This indebtedness not only existed in the strawberry and tobacco fields of tenant farms but down deep inside the collapsing coal mines across the nation. Early on in coal mining history, the coal miners exposed to many daily dangers. The men guided the swing of their sharp pickaxes standing in puddles of water and shovel tons of coal in the flickering light of their gas headlamp. While the miners dealt with dangers in the mines, they find themselves in a state of constant debt in their lives. The perils of a coal miner were described in the song “Sixteen Tons” by Merle Travis. Based on coal miners of Muhlenberg County, Kentucky; Travis used lines from letters written by men who knew this life first hand. “You load sixteen tons and what do you get? Another day older and deeper in debt” was a quote from a letter Travis’s brother John wrote to him while the line “St Peter don’t you call me cause I can’t go, I owe my soul to the company store” came from something their coal miner father used to say. He is quoted as saying: “I can’t afford to die. I owe my soul to the company store.” This reference to debt bondage shows you the woes of living under this scrip system. These coal miners (as well as the tenant farmers) were not paid cash. They were paid in non-transferable vouchers which could only be used at the company store. The coal miners (as well as tenant farmers) automatically had rent deducted from their pay, and these non-transferable funds made it impossible for workers to save any real money.

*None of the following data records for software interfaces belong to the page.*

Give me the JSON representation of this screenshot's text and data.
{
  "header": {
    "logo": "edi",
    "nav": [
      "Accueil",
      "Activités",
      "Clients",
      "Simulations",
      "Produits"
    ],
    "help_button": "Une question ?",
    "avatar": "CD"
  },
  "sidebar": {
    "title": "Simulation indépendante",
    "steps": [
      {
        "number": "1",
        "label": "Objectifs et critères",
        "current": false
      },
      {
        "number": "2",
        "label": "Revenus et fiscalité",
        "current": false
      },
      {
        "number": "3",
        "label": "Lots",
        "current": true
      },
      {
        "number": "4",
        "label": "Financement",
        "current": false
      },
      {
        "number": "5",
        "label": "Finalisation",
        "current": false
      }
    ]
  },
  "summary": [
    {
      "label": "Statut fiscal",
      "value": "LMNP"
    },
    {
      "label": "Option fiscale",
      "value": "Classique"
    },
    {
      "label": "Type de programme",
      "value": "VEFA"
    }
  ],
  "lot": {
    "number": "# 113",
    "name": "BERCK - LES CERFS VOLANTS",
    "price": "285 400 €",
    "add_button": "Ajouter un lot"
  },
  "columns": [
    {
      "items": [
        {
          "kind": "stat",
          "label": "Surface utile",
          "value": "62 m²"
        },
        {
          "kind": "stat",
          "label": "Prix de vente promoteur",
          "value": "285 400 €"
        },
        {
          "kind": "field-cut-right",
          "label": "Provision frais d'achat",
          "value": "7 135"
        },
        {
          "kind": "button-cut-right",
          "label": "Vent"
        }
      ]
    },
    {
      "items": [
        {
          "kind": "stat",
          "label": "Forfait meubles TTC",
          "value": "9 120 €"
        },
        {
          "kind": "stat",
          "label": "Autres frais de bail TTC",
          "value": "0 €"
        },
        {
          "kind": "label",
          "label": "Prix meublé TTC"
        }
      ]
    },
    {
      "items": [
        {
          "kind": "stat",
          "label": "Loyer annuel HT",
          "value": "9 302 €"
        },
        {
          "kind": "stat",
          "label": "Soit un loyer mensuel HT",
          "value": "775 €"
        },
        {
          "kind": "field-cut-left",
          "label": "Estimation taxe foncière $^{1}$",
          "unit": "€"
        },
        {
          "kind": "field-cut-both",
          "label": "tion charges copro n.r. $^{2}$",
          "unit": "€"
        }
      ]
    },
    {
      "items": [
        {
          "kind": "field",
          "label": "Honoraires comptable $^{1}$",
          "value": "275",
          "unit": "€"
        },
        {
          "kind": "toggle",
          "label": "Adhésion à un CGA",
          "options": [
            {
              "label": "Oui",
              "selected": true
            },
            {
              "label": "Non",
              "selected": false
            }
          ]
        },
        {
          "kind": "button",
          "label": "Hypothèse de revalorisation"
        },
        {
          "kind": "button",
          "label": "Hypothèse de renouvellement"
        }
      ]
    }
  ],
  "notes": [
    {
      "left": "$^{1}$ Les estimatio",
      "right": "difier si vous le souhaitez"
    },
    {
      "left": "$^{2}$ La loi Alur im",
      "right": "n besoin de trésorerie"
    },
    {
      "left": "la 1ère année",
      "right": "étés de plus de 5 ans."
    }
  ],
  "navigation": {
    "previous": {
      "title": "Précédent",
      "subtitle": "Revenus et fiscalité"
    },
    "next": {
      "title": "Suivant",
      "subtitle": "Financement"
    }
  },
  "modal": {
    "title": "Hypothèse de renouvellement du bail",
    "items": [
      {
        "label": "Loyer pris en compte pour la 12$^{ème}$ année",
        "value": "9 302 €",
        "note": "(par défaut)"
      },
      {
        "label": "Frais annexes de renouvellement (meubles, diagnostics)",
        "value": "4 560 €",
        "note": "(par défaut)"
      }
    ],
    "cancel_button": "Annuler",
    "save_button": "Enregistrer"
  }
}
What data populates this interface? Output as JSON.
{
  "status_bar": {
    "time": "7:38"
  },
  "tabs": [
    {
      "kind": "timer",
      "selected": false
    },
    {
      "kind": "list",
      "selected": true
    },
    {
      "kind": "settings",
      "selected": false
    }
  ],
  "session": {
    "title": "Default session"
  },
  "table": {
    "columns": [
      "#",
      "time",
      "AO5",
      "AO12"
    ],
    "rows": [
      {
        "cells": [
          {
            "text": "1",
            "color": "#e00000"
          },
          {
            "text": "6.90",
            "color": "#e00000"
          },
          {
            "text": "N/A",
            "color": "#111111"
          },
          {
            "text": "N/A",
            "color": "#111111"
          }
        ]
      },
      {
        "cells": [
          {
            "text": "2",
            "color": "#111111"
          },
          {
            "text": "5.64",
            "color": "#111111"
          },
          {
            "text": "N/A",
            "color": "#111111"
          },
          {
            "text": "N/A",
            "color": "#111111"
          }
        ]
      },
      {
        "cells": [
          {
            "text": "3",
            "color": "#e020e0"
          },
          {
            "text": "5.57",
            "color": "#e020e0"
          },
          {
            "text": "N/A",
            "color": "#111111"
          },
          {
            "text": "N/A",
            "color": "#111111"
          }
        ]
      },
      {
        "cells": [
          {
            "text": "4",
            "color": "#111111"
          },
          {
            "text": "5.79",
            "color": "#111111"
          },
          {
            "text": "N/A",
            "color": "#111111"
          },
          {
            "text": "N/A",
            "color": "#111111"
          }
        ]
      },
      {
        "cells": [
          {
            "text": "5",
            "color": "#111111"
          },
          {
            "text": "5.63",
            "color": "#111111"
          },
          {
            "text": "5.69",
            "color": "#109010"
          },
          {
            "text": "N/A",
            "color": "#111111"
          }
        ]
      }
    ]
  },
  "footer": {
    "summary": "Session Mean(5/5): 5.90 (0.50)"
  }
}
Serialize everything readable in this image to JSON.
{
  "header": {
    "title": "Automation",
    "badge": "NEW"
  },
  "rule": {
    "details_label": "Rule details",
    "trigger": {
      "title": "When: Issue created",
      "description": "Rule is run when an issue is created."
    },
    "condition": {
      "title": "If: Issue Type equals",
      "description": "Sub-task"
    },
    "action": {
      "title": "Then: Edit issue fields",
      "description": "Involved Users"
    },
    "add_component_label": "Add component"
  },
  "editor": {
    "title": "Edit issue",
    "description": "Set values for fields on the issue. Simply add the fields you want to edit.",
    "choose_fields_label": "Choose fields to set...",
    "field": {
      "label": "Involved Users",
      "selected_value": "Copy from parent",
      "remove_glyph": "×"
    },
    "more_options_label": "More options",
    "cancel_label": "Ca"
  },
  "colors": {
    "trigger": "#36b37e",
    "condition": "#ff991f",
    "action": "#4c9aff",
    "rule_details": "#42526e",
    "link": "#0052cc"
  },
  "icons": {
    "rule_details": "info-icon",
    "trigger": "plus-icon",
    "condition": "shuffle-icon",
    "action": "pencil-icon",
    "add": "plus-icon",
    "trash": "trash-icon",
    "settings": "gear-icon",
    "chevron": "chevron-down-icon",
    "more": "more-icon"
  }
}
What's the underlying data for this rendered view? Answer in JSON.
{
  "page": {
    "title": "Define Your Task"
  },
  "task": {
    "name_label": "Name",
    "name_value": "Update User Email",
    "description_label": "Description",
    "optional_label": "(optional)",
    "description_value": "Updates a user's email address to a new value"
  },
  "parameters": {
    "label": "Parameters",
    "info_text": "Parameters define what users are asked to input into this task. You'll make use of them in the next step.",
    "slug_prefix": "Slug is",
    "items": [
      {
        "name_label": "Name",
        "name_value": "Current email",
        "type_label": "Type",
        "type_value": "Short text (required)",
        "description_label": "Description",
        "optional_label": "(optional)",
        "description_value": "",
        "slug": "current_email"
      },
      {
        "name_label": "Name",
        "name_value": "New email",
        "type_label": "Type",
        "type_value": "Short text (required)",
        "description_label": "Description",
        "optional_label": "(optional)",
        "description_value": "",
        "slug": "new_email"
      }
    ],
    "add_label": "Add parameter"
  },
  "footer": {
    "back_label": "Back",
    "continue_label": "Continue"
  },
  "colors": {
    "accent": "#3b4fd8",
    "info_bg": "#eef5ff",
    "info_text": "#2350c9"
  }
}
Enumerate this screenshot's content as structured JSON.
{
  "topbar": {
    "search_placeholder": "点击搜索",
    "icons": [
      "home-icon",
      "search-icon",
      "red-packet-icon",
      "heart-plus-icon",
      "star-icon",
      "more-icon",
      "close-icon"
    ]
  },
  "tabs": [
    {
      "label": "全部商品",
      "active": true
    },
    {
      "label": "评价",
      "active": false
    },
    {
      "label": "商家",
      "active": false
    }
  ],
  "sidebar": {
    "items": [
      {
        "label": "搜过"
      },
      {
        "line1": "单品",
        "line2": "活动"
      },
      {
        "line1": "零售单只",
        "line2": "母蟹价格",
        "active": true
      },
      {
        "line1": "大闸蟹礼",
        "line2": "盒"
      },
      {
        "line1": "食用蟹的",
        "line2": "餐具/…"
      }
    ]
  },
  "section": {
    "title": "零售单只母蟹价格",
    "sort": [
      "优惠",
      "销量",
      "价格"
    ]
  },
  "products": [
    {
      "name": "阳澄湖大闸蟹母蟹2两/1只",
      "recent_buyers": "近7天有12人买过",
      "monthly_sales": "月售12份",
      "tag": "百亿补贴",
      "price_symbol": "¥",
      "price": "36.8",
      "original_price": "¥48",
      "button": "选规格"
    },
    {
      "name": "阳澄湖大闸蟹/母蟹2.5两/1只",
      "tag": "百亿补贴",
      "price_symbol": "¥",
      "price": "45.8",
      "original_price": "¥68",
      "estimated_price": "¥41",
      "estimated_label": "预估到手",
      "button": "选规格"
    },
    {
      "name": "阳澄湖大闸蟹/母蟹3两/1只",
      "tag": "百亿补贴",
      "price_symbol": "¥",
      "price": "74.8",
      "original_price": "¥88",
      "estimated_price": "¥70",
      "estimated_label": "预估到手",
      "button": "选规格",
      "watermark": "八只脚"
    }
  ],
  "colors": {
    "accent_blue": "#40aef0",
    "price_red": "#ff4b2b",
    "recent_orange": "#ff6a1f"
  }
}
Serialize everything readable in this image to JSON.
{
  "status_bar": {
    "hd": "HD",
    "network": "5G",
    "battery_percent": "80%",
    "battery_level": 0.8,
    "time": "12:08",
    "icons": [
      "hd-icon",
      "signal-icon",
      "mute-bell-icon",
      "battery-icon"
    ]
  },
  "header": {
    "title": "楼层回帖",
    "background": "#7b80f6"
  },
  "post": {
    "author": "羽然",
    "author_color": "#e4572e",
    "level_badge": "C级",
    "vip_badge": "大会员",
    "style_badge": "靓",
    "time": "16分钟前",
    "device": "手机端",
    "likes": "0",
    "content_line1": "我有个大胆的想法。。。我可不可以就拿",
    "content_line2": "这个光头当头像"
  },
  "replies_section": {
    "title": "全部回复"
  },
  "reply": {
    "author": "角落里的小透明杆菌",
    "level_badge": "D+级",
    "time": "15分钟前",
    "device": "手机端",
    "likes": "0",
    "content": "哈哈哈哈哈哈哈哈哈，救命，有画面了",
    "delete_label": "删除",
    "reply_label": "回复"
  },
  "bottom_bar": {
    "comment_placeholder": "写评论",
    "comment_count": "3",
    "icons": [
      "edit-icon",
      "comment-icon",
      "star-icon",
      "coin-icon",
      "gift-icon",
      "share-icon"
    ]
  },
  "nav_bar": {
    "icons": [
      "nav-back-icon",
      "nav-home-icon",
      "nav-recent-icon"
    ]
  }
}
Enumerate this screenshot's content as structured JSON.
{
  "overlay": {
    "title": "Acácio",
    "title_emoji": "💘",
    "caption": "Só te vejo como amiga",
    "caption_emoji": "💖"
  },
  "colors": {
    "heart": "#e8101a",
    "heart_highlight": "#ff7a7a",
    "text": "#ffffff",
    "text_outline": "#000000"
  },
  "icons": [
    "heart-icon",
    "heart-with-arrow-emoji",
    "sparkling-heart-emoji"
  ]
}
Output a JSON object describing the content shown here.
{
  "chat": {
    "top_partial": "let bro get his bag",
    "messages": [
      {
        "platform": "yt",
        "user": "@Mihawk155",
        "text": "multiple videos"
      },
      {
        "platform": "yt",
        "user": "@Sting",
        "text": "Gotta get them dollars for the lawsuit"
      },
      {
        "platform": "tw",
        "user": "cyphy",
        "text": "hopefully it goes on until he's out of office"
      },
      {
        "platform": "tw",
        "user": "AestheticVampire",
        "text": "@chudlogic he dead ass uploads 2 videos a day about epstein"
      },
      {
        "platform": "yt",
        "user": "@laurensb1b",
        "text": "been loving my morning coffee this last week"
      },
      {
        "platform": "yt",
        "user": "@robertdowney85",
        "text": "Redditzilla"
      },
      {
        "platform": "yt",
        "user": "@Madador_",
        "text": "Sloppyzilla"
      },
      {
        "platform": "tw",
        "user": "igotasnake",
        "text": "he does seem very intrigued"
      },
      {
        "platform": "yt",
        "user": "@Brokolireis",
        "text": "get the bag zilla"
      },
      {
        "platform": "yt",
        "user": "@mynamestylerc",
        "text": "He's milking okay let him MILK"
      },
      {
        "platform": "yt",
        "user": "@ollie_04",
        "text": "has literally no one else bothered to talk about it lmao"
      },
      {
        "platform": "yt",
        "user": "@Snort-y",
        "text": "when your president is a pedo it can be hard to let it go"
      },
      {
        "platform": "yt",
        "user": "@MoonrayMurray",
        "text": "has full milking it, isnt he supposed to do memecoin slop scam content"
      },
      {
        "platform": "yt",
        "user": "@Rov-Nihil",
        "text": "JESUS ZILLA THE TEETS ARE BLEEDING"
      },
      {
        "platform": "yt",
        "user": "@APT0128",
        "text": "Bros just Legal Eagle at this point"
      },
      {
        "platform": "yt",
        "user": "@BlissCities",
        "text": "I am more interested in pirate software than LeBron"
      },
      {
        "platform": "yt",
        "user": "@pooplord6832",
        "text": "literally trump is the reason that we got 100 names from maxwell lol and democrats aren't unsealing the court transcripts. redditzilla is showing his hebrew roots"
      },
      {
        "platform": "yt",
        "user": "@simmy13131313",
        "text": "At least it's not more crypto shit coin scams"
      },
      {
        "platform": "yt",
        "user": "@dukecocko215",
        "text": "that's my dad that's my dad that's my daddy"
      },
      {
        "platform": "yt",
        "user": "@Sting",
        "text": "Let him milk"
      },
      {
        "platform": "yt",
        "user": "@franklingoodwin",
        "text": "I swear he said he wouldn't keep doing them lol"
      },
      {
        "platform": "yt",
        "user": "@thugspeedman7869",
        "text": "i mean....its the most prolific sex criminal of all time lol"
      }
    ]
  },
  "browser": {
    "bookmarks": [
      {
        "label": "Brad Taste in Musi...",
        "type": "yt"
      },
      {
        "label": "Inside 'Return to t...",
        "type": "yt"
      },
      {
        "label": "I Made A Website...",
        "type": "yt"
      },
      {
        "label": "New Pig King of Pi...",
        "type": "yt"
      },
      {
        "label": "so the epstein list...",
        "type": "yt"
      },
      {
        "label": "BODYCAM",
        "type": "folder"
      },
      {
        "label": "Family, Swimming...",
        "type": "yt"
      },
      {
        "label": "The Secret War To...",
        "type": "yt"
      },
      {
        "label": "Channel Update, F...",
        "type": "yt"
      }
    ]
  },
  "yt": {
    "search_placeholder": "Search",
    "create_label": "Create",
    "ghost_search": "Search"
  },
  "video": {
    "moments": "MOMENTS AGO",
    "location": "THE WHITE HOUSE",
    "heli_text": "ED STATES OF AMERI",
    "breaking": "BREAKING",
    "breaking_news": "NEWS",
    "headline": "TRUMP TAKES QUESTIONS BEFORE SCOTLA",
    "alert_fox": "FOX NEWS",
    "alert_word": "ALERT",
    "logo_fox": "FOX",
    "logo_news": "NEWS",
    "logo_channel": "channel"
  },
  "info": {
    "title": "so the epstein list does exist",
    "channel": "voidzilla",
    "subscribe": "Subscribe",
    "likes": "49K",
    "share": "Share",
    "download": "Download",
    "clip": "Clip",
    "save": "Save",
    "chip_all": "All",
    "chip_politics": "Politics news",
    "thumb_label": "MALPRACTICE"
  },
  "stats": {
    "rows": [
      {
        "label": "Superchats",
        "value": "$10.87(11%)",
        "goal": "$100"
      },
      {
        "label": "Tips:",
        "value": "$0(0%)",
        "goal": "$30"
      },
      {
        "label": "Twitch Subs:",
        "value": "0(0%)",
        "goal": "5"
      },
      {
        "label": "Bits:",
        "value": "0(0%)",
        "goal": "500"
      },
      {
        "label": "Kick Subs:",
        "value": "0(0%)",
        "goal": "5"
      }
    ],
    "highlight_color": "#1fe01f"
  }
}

Like the 1955 version of “Sixteen Tons” by Tennessee Ernie Ford (that reached number one on the Billboard charts) has continued to be a favorite of many; debt slavery also continued to flourish. The practice of debt slavery (also known as debt bondage or bonded labor) is currently the most common method of slavery still found in the world. As of 2005, an estimated 8.1 million people were victims of debt bondage. The United Nations ware working to abolish the practice and have since called it modern-day slavery. Despite its criminalizing by the International Labour Organization in 2005, the illegal practice still flourishes in many parts of South Asia and Sub-Saharan Africa.
“Immigration to the United States: Africans in America” by Richard Worth. 2004
Featured Image – Coal Mine in Iowa by Carl Mydans – This image is available from the United States Library of Congress’s Prints and Photographs divisionunder the digital ID fsa.8b28714.This tag does not indicate the copyright status of the attached work. A normal copyright tag is still required. See Commons:Licensing for more information., Public Domain, https://commons.wikimedia.org/w/index.php?curid=16696350
African Slaves Transport accredited to Public Domain, https://commons.wikimedia.org/w/index.php?curid=15204
Family on Smith’s Plantation, Beaufort, South Carolina, Circa 1862 courtesy of Timothy H. O’Sullivan, the Library of Congress and learnnc.org – http://www.learnnc.org/lp/multimedia/12772, Public Domain, https://commons.wikimedia.org/w/index.php?curid=10654222
Child Coal Miners in West Virginia in 1908 by Lewis Wickes Hine (1874-1940) – Library of Congress Prints and Photographs Division, Records of the National Child Labor Committee, http://hdl.loc.gov/loc.pnp/nclc.01052, Public Domain, https://commons.wikimedia.org/w/index.php?curid=10326788
US Coal and Coke Company Store in 1946, Gary, West Virginia by Russell Lee – U.S. National Archives and Records Administration, Public Domain, https://commons.wikimedia.org/w/index.php?curid=17047064
Tennessee Ernie Ford attributed to NBC Television – eBay itemphoto frontpress release, Public Domain, https://commons.wikimedia.org/w/index.php?curid=16562336